Requirement – Nothing but the lines holding the string "Настройки" should appear in the answer. Copy them from the entries.
***** Entries shown
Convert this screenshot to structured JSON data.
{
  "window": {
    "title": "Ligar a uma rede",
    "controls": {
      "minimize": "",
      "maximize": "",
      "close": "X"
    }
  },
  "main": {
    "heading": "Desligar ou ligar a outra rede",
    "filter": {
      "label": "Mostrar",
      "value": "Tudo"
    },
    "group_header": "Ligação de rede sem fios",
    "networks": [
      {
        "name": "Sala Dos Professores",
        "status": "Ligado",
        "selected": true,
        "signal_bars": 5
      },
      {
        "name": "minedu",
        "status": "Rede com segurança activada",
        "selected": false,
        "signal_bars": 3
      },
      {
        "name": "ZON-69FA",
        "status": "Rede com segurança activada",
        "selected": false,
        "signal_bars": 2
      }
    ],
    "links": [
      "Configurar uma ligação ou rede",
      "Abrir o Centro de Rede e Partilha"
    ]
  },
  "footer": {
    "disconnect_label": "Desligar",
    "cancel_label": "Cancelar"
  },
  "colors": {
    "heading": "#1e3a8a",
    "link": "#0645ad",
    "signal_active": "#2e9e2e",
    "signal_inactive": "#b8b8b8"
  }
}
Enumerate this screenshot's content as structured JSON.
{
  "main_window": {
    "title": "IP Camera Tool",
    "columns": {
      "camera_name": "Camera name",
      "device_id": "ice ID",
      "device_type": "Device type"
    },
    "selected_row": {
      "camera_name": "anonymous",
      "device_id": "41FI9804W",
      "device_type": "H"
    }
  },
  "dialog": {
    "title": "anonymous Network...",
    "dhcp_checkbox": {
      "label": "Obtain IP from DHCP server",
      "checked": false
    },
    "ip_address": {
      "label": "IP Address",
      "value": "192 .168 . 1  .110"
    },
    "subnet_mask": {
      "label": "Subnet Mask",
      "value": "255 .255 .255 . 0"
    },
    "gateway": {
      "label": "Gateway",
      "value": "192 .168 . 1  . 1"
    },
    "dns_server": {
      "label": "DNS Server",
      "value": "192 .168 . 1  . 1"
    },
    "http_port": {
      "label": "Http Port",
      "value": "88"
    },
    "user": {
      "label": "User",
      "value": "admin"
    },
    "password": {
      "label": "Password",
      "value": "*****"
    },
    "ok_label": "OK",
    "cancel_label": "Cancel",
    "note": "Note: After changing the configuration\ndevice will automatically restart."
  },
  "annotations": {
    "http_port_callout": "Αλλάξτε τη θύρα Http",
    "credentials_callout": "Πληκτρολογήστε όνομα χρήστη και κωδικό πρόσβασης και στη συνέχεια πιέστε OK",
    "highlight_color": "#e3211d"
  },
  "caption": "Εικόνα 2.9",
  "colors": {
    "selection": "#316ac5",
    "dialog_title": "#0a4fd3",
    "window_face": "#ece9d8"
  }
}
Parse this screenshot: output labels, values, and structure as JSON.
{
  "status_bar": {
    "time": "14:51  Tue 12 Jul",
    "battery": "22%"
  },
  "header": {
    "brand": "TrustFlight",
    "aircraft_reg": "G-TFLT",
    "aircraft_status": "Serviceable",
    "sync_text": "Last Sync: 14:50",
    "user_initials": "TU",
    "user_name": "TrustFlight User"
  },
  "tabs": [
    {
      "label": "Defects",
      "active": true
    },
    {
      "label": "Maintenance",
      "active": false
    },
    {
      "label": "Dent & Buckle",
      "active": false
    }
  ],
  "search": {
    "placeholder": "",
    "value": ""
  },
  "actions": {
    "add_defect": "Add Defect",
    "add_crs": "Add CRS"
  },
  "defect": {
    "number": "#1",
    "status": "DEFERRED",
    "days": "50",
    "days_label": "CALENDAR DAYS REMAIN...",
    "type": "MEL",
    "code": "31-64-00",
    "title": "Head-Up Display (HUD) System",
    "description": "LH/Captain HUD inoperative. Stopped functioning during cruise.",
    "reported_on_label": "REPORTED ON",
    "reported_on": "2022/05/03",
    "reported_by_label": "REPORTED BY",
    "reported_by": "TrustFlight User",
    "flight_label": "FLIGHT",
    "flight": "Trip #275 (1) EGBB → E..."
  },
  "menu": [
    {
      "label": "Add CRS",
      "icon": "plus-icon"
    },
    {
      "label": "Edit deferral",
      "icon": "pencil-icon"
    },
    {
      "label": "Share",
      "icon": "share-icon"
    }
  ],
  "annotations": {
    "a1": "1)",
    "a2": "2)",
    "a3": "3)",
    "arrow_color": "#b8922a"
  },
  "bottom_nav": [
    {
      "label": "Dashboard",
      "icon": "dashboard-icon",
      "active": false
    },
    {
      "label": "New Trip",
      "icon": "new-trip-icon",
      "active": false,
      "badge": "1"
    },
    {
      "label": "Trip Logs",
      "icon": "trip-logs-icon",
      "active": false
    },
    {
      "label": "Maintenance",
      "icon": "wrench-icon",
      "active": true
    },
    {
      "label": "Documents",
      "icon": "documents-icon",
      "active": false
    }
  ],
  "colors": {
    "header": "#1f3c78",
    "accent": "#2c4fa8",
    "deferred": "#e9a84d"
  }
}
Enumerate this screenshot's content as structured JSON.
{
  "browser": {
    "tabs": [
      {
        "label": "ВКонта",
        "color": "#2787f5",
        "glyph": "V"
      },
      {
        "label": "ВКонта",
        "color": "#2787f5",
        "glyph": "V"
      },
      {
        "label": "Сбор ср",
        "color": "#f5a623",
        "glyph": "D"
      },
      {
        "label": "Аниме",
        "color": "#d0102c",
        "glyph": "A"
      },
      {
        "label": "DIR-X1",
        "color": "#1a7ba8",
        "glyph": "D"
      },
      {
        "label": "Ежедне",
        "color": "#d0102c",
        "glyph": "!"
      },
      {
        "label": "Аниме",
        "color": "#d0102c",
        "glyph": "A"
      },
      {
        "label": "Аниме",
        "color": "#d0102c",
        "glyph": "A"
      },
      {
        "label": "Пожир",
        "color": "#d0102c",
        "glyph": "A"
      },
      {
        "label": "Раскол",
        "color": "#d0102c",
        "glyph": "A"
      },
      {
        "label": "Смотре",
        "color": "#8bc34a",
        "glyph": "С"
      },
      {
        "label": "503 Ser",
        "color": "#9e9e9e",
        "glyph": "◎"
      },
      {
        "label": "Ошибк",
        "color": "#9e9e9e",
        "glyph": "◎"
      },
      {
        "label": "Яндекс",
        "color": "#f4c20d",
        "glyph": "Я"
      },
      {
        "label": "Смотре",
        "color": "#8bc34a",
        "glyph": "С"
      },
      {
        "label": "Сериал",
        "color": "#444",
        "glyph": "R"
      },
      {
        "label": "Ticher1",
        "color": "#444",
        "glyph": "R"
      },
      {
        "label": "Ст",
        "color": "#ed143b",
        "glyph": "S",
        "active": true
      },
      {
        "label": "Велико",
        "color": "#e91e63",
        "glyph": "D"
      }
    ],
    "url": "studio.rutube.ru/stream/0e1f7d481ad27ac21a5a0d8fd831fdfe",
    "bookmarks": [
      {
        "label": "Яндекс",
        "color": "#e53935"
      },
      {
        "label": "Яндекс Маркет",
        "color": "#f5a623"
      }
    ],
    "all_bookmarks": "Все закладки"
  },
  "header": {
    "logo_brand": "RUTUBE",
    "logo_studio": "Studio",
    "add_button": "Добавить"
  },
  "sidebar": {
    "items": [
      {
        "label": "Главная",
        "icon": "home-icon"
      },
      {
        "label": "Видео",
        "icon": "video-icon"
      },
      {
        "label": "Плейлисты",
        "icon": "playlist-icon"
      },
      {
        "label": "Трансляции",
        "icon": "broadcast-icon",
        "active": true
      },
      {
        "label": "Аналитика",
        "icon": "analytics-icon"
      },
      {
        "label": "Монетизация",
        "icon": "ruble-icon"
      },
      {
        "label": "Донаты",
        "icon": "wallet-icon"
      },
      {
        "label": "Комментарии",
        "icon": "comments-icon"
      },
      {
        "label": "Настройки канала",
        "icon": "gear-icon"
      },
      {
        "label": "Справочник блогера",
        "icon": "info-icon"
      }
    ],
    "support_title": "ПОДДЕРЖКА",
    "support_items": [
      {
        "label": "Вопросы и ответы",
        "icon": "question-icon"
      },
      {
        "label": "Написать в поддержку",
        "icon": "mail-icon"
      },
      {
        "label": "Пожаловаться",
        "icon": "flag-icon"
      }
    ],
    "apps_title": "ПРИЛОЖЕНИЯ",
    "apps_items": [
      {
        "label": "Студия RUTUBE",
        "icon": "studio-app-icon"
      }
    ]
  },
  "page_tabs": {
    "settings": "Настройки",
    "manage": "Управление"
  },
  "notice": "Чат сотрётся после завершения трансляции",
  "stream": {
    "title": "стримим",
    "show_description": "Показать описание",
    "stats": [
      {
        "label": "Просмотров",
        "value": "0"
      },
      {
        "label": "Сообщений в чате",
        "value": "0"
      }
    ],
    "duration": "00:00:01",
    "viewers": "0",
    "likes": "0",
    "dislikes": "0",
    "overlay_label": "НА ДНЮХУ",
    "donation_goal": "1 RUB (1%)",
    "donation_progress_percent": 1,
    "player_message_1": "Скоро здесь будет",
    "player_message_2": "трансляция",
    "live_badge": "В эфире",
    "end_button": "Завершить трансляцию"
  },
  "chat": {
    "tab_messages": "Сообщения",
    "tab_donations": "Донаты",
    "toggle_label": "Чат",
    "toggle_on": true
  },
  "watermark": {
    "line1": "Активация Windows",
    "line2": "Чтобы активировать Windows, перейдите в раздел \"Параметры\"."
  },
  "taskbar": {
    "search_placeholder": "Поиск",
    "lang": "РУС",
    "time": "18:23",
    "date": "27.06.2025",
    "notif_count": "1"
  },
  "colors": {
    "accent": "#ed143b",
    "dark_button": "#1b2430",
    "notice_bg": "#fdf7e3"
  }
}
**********
Answer section –
        "label": "Настройки канала",
    "settings": "Настройки",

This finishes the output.